Lexus rolled out the LS+ concept car on Wednesday at the 2017 Tokyo Motor Show.

The concept is based on the recently introduced fifth-generation LS but is slightly longer, wider and lower, giving it a more imposing stance. It also features unique styling treatments that hint at the next evolution of Lexus’ L-finesse design language.

The spindle grille is still there but the lights are now much more pronounced, especially at the rear where the two taillights are connected by a single bar of light. At the front, laser headlights replace the current LS’s LED units.

The concept also features a self-driving system for highways, aptly named the Highway Teammate. The system is said to be capable of handling almost all aspects of highway driving from the on-ramp to the exit, such as merging into highway traffic, lane keeping, speed adjustments, lane changes, overtaking and maintaining vehicle-to-vehicle distance. The result should be improved safety and reduced driver fatigue.

Lexus LS+ concept, 2017 Tokyo Motor Show

Lexus LS+ concept, 2017 Tokyo Motor Show

Making this possible is a series of cameras and sensors but also artificial technology. The AI system gathers information from big data networks, including information on roads and surrounding areas, and combines this with the incoming sensor data to make judgements on how to control the car.

Lexus says it’s actively developing the technologies showcased on the LS+ concept with a view for introducing them around 2020. Don’t be surprised if they show up on a mid-cycle update for the LS flagship sedan.

But this is just the start of Lexus’ plans for self-driving technology. Together with parent company Toyota, Lexus will continue updating its AI learning functions to achieve a higher level of self-driving capability. The automaker predicts that by the middle of the next decade, its cars should be capable of driving themselves on regular roads too.

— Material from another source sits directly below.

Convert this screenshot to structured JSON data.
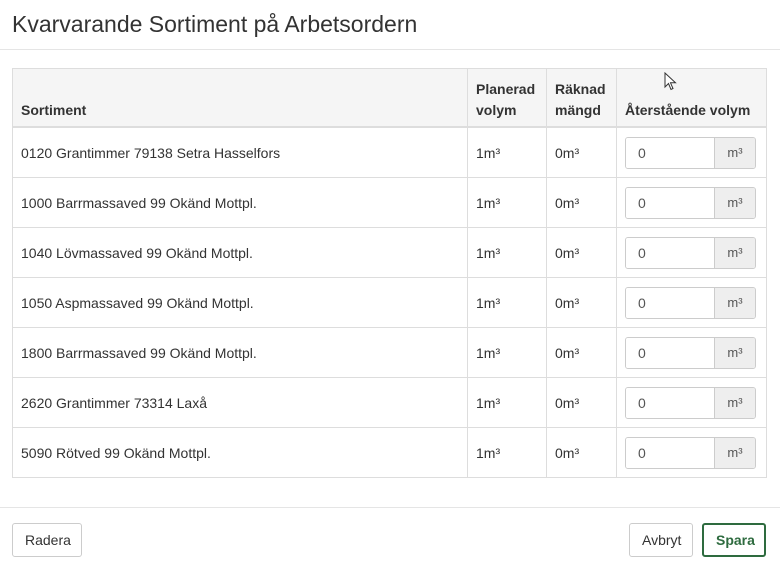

For more from the Tokyo Motor Show, head to our dedicated hub.